Page 2690 - Week 08 - Wednesday, 21 September 2022
In the most recent survey of Our Canberra readers, Canberrans aged 55 plus were most likely to “always read” the Our Canberra newsletter, compared to other age groups. Eighty-eight per cent of people 55 years plus always read the newsletter, compared with 70 per cent of people in my age category, between 35 and 54, and 54 per cent of people under 35. So printed materials remain a highly preferred form of communication, particularly for older Canberrans, which is of course why those opposite also print and distribute thousands of copies of printed political material themselves.
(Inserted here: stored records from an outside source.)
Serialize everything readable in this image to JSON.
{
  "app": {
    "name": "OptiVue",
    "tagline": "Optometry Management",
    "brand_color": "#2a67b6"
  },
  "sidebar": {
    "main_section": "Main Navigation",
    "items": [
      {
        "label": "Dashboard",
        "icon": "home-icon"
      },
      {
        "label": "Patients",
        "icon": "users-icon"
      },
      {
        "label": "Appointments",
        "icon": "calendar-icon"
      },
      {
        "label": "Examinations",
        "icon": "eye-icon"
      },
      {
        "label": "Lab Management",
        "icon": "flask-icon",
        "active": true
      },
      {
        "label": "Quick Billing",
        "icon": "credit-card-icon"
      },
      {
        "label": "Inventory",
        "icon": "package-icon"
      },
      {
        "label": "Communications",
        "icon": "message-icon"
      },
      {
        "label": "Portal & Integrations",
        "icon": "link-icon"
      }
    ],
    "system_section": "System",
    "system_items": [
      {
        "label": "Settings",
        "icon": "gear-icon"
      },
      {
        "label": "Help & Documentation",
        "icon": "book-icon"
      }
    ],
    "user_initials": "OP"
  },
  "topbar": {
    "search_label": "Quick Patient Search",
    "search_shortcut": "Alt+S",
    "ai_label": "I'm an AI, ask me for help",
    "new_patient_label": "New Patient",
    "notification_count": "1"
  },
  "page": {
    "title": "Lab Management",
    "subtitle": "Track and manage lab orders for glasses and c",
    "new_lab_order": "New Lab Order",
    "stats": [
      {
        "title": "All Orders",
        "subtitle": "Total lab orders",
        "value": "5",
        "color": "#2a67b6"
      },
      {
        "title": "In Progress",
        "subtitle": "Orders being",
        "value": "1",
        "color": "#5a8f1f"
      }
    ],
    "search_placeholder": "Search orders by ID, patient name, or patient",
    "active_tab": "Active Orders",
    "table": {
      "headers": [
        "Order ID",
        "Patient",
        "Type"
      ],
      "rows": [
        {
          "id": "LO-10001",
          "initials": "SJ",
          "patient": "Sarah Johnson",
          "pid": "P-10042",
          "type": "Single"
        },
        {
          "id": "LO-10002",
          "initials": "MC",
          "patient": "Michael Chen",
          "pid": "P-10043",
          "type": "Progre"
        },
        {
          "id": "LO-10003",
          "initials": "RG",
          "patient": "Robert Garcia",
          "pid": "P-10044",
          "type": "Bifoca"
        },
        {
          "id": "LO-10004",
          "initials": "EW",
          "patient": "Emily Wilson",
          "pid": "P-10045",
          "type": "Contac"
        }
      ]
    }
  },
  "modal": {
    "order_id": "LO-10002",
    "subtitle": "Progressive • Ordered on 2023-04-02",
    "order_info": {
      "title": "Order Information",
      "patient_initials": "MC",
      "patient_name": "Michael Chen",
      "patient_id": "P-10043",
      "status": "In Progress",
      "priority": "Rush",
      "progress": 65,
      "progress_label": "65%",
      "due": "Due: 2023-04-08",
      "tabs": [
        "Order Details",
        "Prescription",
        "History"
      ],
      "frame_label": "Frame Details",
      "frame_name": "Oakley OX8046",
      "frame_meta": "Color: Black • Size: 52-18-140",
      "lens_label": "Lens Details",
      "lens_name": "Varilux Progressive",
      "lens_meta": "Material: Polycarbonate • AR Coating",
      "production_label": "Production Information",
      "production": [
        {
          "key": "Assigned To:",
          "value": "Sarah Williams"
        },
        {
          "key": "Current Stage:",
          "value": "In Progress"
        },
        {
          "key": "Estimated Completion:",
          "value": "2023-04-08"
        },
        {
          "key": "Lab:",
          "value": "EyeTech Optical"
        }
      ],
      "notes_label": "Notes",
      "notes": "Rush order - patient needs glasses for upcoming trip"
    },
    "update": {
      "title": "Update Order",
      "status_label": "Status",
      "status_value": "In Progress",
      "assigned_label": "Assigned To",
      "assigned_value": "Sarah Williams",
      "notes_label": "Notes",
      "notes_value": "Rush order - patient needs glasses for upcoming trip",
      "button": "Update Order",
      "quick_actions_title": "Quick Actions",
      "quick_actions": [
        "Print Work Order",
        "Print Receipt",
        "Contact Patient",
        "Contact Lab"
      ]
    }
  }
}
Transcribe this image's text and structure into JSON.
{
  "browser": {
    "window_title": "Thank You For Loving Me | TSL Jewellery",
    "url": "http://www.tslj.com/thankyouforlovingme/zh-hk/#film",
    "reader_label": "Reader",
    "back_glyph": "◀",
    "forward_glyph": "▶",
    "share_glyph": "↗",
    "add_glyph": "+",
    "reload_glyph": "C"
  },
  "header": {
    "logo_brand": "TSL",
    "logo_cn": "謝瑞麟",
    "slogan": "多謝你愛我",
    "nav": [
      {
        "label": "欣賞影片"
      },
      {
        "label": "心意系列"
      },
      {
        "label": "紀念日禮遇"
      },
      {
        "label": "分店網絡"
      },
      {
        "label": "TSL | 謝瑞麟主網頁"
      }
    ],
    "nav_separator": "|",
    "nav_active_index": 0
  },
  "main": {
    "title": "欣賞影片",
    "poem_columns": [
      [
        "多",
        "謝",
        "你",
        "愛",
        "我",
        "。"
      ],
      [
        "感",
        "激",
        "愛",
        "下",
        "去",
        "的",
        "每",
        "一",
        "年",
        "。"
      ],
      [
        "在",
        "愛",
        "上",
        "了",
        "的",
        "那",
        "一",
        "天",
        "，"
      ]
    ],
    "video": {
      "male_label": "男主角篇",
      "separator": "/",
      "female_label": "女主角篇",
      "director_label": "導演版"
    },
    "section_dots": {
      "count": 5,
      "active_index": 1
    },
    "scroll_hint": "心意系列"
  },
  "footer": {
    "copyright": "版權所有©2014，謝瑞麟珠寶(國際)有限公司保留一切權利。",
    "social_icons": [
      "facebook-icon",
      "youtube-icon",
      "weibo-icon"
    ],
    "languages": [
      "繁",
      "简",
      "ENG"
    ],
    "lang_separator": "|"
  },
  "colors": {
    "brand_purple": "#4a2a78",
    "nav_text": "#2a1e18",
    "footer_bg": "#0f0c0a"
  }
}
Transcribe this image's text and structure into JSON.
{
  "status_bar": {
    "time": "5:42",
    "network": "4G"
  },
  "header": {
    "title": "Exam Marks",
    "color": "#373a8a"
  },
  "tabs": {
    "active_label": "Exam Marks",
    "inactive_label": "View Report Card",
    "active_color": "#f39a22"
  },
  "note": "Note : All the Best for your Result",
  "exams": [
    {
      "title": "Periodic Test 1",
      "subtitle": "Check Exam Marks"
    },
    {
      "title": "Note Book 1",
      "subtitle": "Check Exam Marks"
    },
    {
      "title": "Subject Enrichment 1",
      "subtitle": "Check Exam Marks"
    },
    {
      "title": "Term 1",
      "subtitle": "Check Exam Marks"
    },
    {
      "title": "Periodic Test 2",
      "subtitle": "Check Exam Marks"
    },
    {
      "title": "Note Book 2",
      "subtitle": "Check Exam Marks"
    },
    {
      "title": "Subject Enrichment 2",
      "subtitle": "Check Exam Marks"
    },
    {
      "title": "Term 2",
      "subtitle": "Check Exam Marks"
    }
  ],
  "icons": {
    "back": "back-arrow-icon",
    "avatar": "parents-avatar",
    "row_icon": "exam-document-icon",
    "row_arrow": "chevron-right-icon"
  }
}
I note, through the original motion, the insinuation by Mr Parton that in some sense the printing of a newsletter is at odds with the single-use plastics reduction agenda. He seemed less concerned about the environmental impacts of mass paper printing when he proudly filmed himself and his newly purchased laser printer, keeping his office warm with his own political materials in his daily selfie videos on Facebook.
For a number of years Our Canberra was printed on 100 per cent recycled paper, sourced from European paper mills. As with many sectors, the war in Ukraine has impacted on supply lines, so since June of this year the newsletter has been printed on paper stocks sourced from sustainably managed forests. This is not a permanent solution. As outlined in the amendment circulated in my name, the government will continue to explore a return to 100 per cent recycled paper when it becomes available again.
Mr Parton: Because you care about the environment, don’t you?
MR BARR: Mr Assistant Speaker, I will compare my record on environmental matters with that man opposite any day of the week. Any day of the week. What we will continue to do is to keep the community informed through the Our Canberra newsletter, which, I would remind members, is independently reviewed under the laws of the territory by an independent reviewer, each edition—
Mr Hanson: But 11 of them? Why do we need it? Yes, of course they are all reviewed, but why do we need 11?
MR BARR: Every edition, under the government advertising arrangements that require independent review. That process is adhered to. There was a report that was tabled in this place yesterday in relation to the independent assessment of the content of the newsletter. It is valued by Canberrans. That is very clear. It is important that the government communicate through a variety of different channels. There may come a time in the future, probably after I am dead, that everyone younger than me will no longer want printed material, but it is still clearly the case that the more than 100,000 Canberrans who are older than me do want printed material.
Mr Parton: That’s not what you said about the Chronicle.
MR BARR: I do not remember the Chronicle, Mr Assistant Speaker. The point is that there may come a time when the preferred method of engagement with government is all online, but that time is not now. There is still very high demand for printed communication, and the government will continue under the arrangements that we